Given data Block Start

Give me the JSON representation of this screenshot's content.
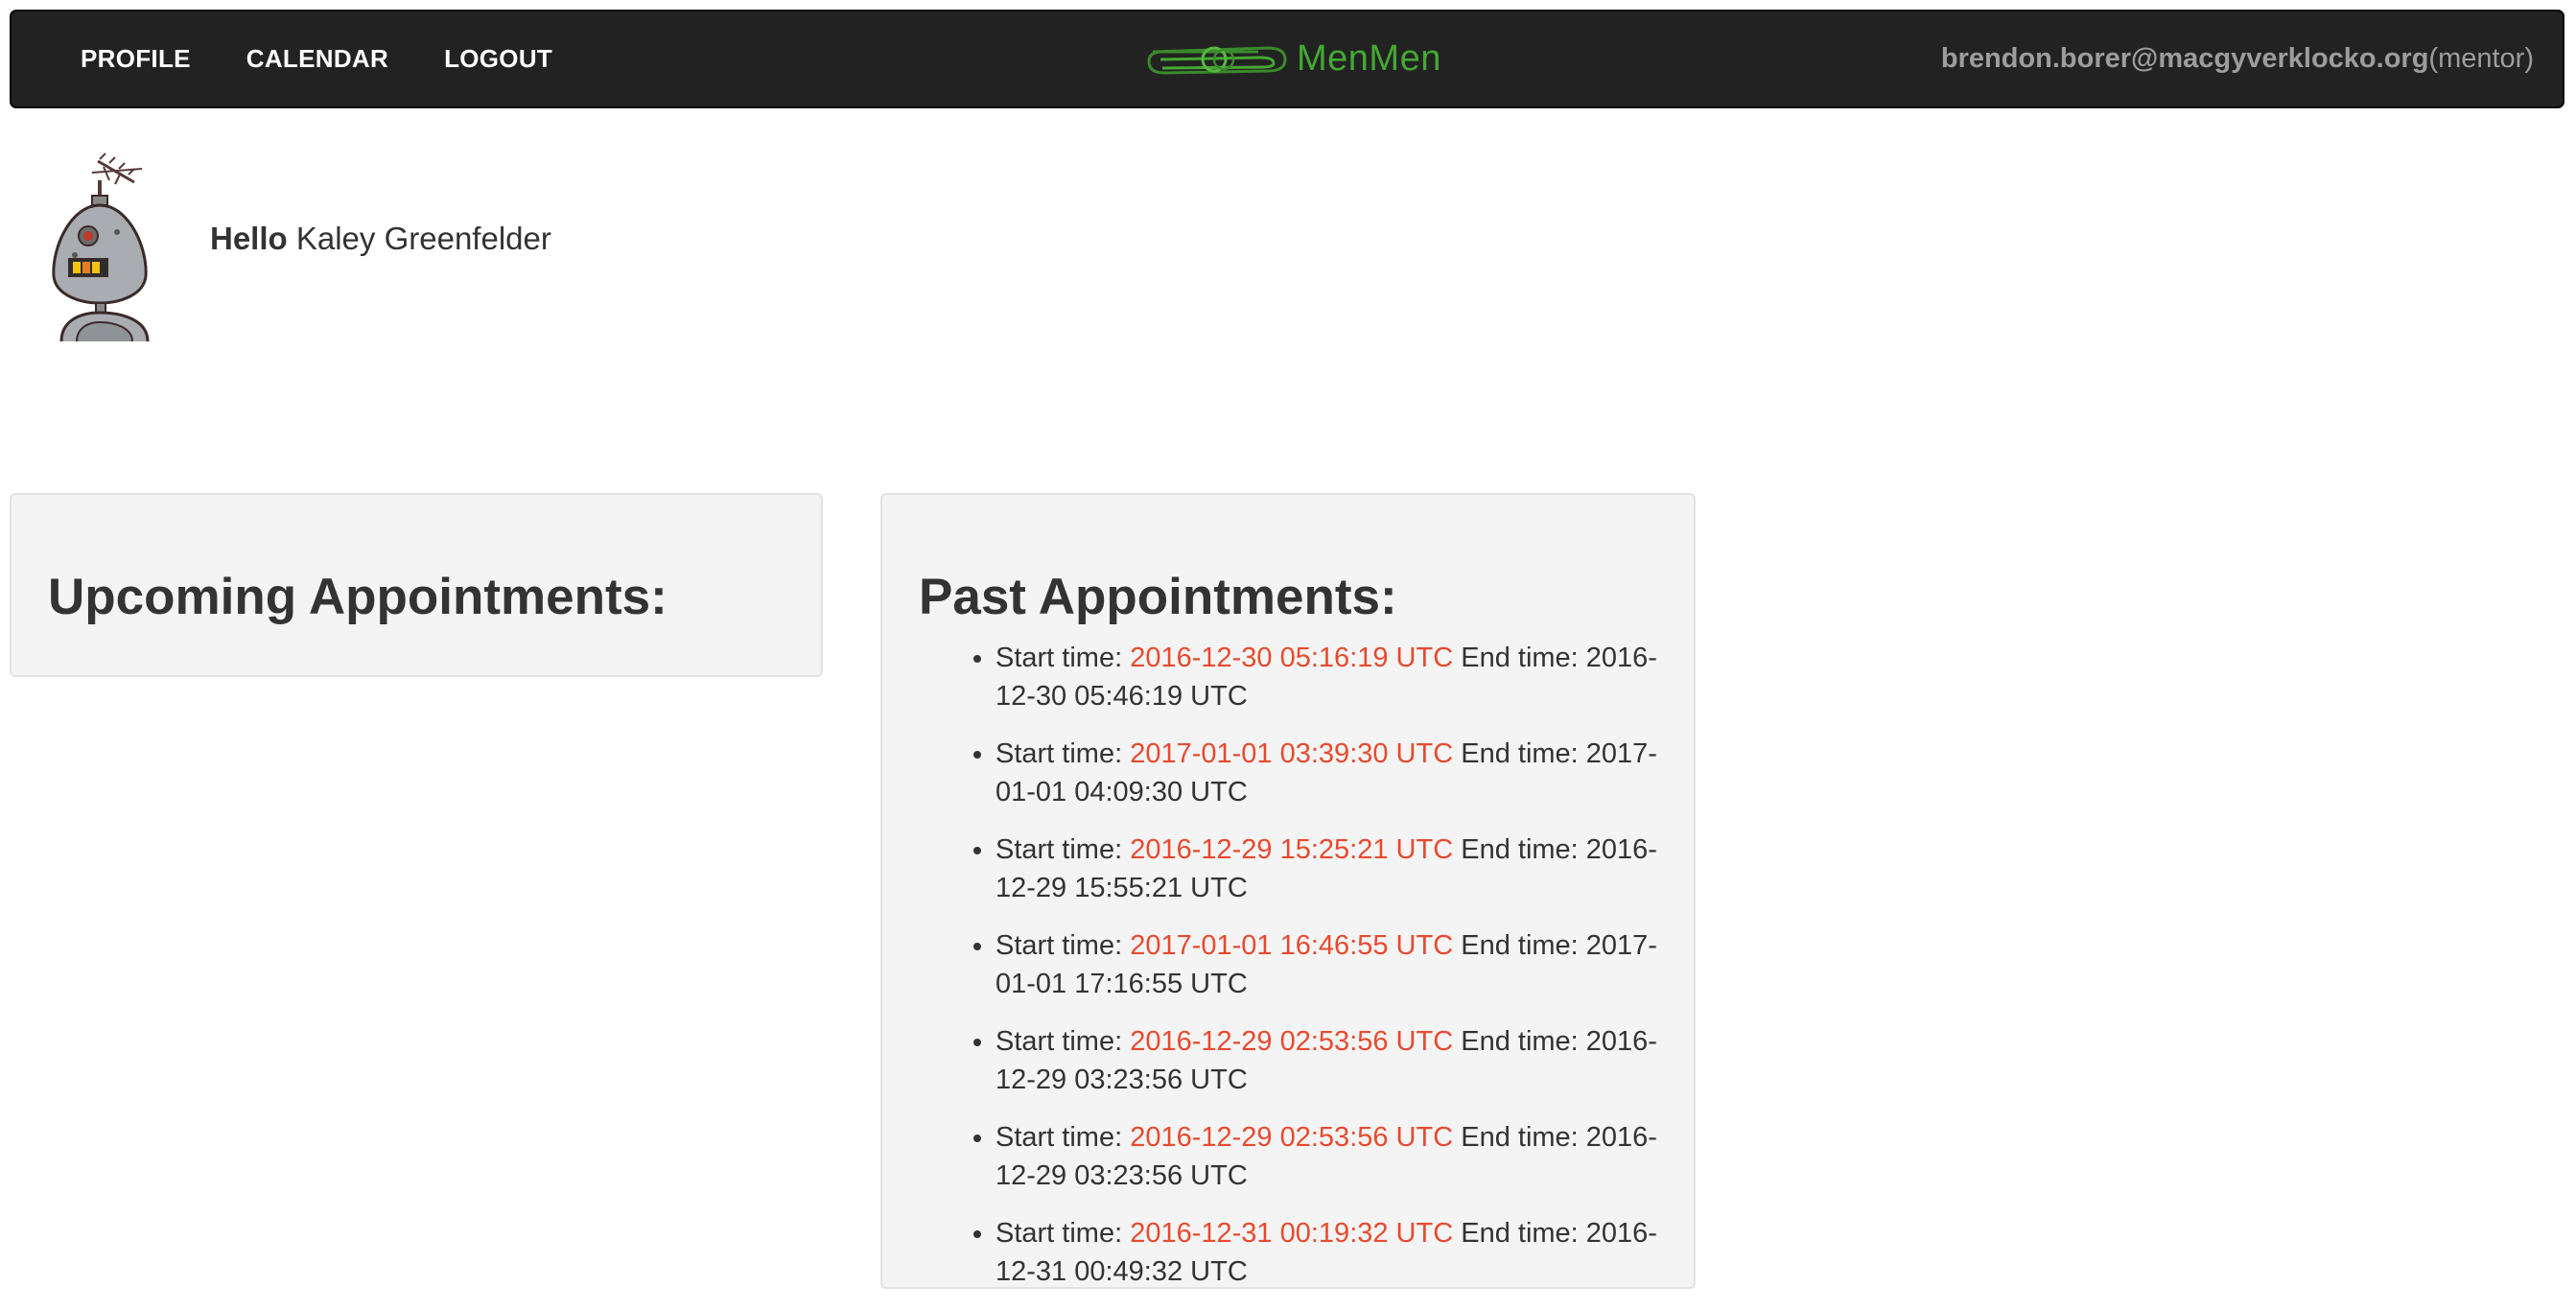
{
  "nav": {
    "links": [
      "PROFILE",
      "CALENDAR",
      "LOGOUT"
    ],
    "brand": "MenMen",
    "user_email": "brendon.borer@macgyverklocko.org",
    "user_role": "(mentor)"
  },
  "profile": {
    "hello_label": "Hello",
    "name": "Kaley Greenfelder"
  },
  "upcoming": {
    "title": "Upcoming Appointments:"
  },
  "past": {
    "title": "Past Appointments:",
    "start_label": "Start time:",
    "end_label": "End time:",
    "items": [
      {
        "start": "2016-12-30 05:16:19 UTC",
        "end": "2016-12-30 05:46:19 UTC"
      },
      {
        "start": "2017-01-01 03:39:30 UTC",
        "end": "2017-01-01 04:09:30 UTC"
      },
      {
        "start": "2016-12-29 15:25:21 UTC",
        "end": "2016-12-29 15:55:21 UTC"
      },
      {
        "start": "2017-01-01 16:46:55 UTC",
        "end": "2017-01-01 17:16:55 UTC"
      },
      {
        "start": "2016-12-29 02:53:56 UTC",
        "end": "2016-12-29 03:23:56 UTC"
      },
      {
        "start": "2016-12-29 02:53:56 UTC",
        "end": "2016-12-29 03:23:56 UTC"
      },
      {
        "start": "2016-12-31 00:19:32 UTC",
        "end": "2016-12-31 00:49:32 UTC"
      }
    ]
  },
  "colors": {
    "navbar_bg": "#222222",
    "brand_green": "#45a833",
    "link_accent": "#e84a2e",
    "panel_bg": "#f4f4f4"
  },
  "icons": {
    "logo": "paperclip-logo-icon",
    "avatar": "robot-avatar-icon"
  }
}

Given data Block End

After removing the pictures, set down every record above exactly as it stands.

Output for this exercise:
Give me the JSON representation of this screenshot's content.
{
  "nav": {
    "links": [
      "PROFILE",
      "CALENDAR",
      "LOGOUT"
    ],
    "brand": "MenMen",
    "user_email": "brendon.borer@macgyverklocko.org",
    "user_role": "(mentor)"
  },
  "profile": {
    "hello_label": "Hello",
    "name": "Kaley Greenfelder"
  },
  "upcoming": {
    "title": "Upcoming Appointments:"
  },
  "past": {
    "title": "Past Appointments:",
    "start_label": "Start time:",
    "end_label": "End time:",
    "items": [
      {
        "start": "2016-12-30 05:16:19 UTC",
        "end": "2016-12-30 05:46:19 UTC"
      },
      {
        "start": "2017-01-01 03:39:30 UTC",
        "end": "2017-01-01 04:09:30 UTC"
      },
      {
        "start": "2016-12-29 15:25:21 UTC",
        "end": "2016-12-29 15:55:21 UTC"
      },
      {
        "start": "2017-01-01 16:46:55 UTC",
        "end": "2017-01-01 17:16:55 UTC"
      },
      {
        "start": "2016-12-29 02:53:56 UTC",
        "end": "2016-12-29 03:23:56 UTC"
      },
      {
        "start": "2016-12-29 02:53:56 UTC",
        "end": "2016-12-29 03:23:56 UTC"
      },
      {
        "start": "2016-12-31 00:19:32 UTC",
        "end": "2016-12-31 00:49:32 UTC"
      }
    ]
  },
  "colors": {
    "navbar_bg": "#222222",
    "brand_green": "#45a833",
    "link_accent": "#e84a2e",
    "panel_bg": "#f4f4f4"
  },
  "icons": {
    "logo": "paperclip-logo-icon",
    "avatar": "robot-avatar-icon"
  }
}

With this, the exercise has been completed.